(Beginning of Data shown)

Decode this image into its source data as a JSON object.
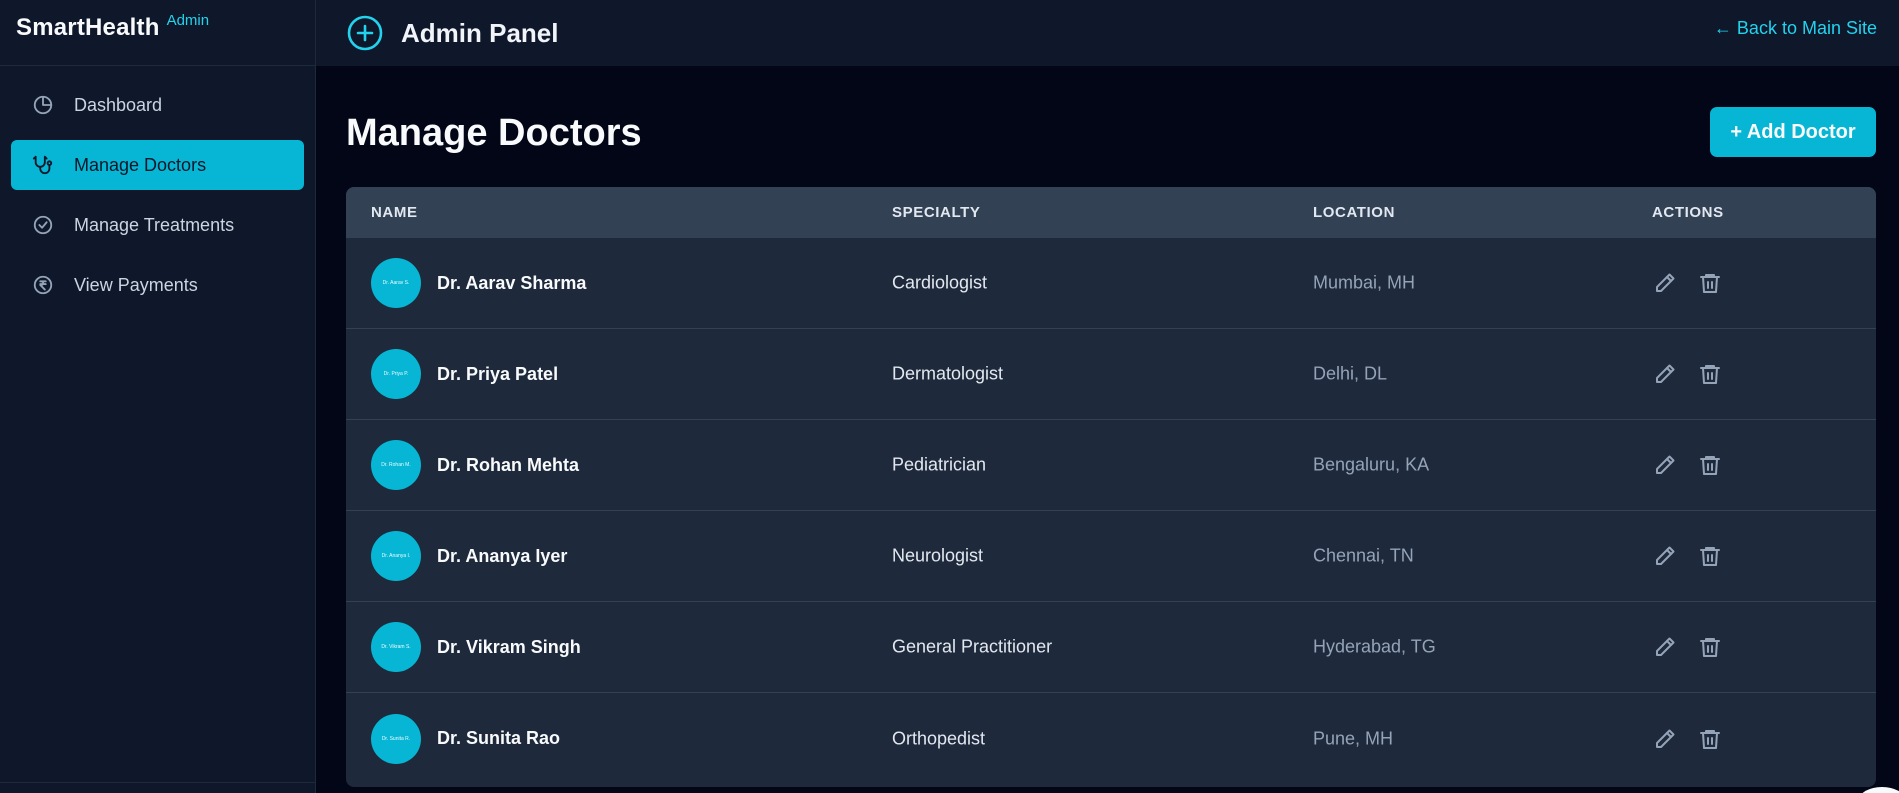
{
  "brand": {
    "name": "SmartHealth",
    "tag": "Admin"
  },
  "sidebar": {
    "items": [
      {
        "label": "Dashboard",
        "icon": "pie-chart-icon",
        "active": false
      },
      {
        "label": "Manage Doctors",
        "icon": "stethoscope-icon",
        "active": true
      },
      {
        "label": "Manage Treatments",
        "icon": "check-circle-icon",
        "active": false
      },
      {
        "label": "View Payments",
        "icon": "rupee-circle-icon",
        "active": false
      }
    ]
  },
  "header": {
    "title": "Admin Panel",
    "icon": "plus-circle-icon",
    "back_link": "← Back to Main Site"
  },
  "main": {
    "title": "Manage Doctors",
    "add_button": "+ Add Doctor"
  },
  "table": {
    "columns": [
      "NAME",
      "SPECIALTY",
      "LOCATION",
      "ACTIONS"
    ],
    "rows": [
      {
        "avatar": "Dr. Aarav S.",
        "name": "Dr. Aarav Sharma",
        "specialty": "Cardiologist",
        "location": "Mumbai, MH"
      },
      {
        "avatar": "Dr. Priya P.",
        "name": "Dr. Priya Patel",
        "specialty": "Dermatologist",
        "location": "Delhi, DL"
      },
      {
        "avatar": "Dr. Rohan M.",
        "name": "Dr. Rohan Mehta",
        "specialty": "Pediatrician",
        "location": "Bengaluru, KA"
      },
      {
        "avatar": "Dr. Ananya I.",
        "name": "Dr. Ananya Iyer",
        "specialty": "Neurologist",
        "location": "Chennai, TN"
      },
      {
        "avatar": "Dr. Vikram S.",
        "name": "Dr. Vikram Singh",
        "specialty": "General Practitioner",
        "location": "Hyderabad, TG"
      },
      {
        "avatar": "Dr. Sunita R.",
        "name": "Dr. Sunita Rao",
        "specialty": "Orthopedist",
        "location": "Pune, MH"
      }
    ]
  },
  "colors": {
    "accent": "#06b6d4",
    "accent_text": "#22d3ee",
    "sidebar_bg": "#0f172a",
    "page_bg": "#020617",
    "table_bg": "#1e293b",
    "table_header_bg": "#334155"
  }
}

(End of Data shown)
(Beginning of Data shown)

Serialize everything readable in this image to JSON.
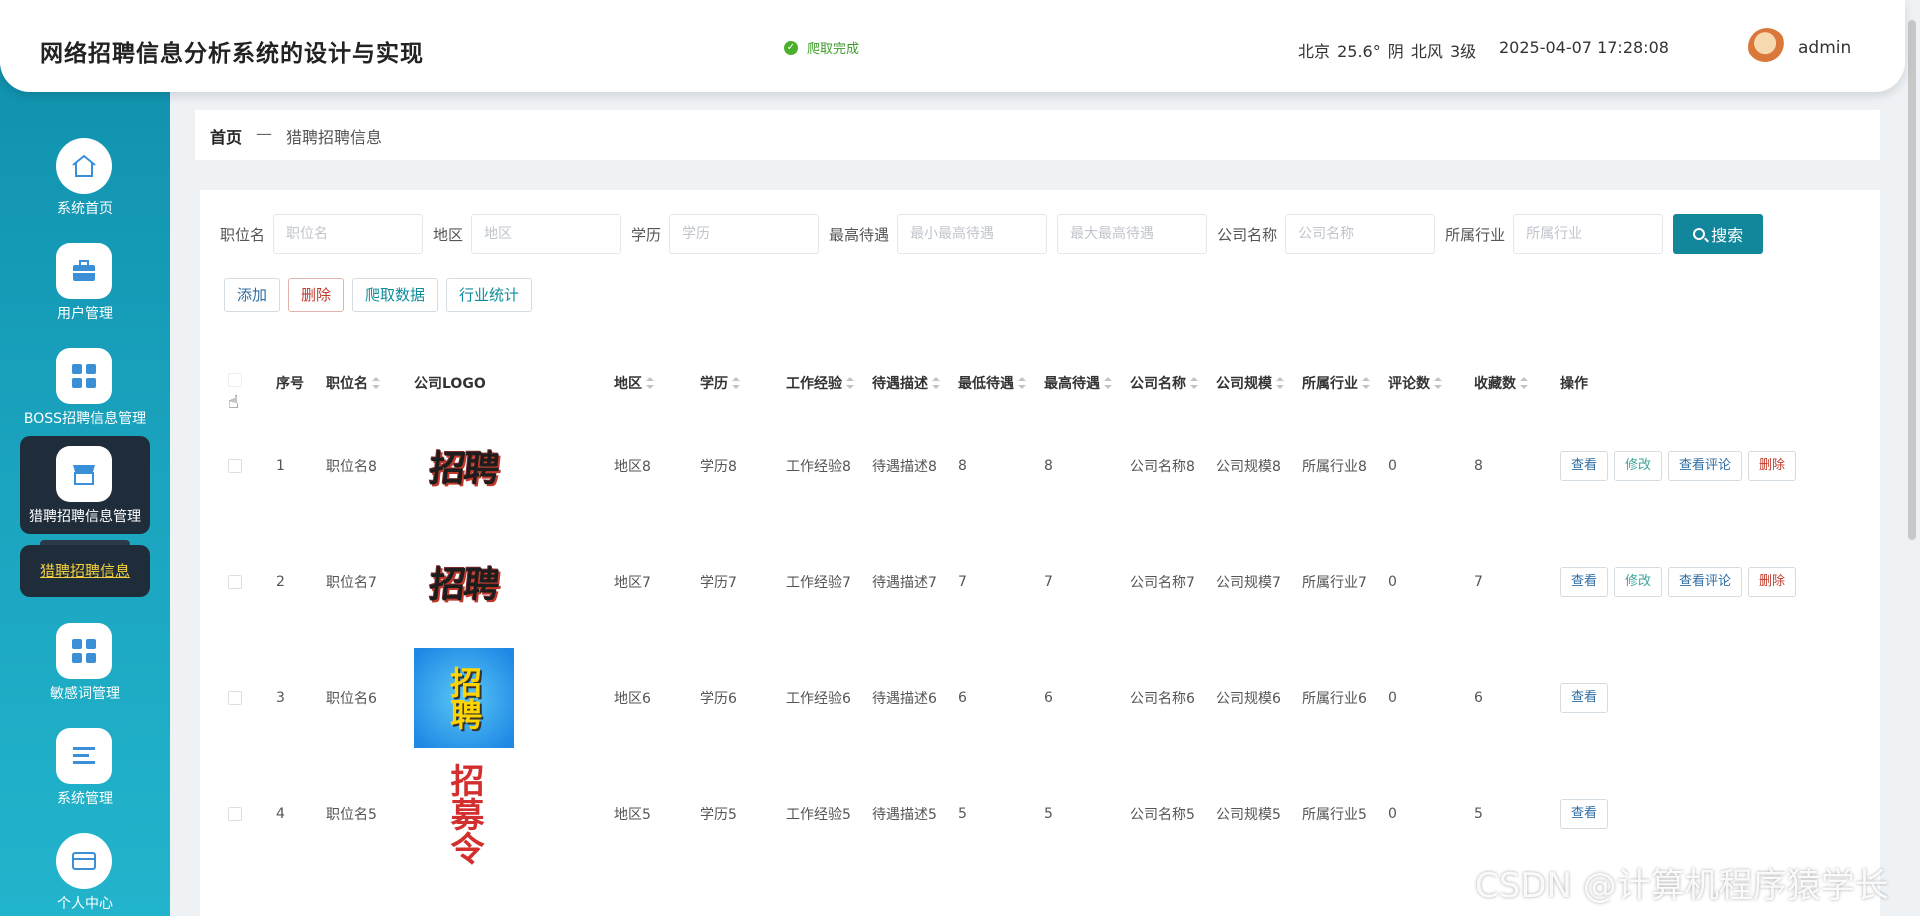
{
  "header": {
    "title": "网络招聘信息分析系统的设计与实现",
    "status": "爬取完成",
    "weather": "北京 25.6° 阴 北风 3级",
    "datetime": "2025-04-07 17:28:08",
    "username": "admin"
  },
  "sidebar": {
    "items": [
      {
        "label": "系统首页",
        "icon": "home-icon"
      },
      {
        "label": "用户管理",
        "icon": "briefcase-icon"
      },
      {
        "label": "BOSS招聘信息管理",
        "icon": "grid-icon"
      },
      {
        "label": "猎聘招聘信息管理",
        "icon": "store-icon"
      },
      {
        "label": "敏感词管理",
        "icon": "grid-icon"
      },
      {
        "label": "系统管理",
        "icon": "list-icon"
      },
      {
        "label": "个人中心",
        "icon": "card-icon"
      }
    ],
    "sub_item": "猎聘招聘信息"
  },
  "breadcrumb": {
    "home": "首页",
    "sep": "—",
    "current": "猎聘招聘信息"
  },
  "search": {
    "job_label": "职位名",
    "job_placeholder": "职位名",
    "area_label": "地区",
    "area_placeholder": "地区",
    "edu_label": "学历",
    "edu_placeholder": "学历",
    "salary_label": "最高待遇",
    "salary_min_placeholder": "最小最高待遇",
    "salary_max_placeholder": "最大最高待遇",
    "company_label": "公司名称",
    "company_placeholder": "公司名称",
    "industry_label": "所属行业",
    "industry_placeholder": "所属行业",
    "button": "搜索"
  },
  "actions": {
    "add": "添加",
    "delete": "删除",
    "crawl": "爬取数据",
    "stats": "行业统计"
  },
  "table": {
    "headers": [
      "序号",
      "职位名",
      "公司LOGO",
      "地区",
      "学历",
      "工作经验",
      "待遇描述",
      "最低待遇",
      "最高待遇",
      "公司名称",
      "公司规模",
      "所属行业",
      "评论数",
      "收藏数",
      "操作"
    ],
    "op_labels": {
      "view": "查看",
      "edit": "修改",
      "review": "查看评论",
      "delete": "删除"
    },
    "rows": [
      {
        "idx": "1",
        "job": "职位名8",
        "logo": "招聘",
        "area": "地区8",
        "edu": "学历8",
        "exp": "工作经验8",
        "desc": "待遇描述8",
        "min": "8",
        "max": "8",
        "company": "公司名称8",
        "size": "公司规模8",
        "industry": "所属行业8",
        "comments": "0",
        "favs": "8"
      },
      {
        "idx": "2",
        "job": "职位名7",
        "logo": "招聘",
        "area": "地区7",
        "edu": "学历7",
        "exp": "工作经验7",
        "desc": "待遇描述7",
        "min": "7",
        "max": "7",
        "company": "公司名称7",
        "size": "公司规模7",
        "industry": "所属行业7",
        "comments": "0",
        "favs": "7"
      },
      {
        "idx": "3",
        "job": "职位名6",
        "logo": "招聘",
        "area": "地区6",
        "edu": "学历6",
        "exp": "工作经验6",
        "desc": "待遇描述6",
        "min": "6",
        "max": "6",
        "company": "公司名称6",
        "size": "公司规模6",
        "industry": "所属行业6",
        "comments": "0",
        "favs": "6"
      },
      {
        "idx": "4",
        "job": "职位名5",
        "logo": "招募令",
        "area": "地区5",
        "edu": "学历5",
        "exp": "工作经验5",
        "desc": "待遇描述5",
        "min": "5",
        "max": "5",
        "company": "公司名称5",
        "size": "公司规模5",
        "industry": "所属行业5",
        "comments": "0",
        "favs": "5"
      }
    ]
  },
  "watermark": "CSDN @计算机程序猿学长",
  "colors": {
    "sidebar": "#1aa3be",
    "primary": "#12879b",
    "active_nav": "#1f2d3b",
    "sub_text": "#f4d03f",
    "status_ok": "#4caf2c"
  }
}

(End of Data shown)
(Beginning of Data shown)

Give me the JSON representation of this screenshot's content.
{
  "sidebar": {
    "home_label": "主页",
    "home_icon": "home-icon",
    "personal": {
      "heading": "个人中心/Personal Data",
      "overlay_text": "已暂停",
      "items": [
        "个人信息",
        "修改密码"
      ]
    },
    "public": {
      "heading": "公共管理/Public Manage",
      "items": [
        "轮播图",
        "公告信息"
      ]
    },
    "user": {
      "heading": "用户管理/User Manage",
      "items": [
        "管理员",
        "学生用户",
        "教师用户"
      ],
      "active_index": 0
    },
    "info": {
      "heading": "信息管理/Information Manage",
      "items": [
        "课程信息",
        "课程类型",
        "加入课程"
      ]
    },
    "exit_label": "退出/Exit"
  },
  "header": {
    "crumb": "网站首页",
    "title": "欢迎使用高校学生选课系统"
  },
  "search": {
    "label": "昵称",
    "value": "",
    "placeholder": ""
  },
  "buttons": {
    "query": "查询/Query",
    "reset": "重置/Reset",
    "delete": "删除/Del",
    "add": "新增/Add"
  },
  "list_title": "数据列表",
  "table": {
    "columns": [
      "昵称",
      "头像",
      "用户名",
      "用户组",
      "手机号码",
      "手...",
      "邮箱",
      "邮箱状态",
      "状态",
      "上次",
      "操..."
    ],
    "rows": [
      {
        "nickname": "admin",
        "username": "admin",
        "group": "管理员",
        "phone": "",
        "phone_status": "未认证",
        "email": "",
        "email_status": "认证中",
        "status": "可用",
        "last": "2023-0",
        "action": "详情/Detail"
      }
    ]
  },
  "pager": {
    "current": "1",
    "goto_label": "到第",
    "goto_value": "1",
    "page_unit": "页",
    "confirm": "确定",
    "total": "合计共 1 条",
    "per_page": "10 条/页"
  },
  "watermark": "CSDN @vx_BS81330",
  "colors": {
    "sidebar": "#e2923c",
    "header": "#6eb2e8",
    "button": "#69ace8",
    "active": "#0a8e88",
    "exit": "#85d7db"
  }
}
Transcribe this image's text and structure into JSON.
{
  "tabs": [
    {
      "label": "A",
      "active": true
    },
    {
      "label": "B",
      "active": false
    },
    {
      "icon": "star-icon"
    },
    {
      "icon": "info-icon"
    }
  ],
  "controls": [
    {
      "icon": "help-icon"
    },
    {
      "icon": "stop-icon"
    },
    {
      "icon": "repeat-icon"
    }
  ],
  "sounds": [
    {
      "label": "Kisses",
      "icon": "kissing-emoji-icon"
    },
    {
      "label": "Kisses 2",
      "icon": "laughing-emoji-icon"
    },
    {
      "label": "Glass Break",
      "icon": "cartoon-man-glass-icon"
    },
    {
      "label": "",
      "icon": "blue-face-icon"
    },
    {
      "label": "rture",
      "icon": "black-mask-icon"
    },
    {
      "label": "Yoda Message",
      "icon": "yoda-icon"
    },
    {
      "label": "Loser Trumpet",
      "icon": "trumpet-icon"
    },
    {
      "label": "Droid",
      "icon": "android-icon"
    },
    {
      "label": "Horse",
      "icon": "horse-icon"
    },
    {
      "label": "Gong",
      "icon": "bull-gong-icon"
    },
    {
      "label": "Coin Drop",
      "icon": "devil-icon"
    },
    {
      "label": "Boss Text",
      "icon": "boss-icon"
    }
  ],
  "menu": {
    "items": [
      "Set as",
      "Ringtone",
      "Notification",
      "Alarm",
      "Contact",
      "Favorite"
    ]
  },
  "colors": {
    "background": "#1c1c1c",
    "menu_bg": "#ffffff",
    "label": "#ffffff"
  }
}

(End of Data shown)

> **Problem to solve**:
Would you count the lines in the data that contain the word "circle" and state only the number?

> **Answer area**:
3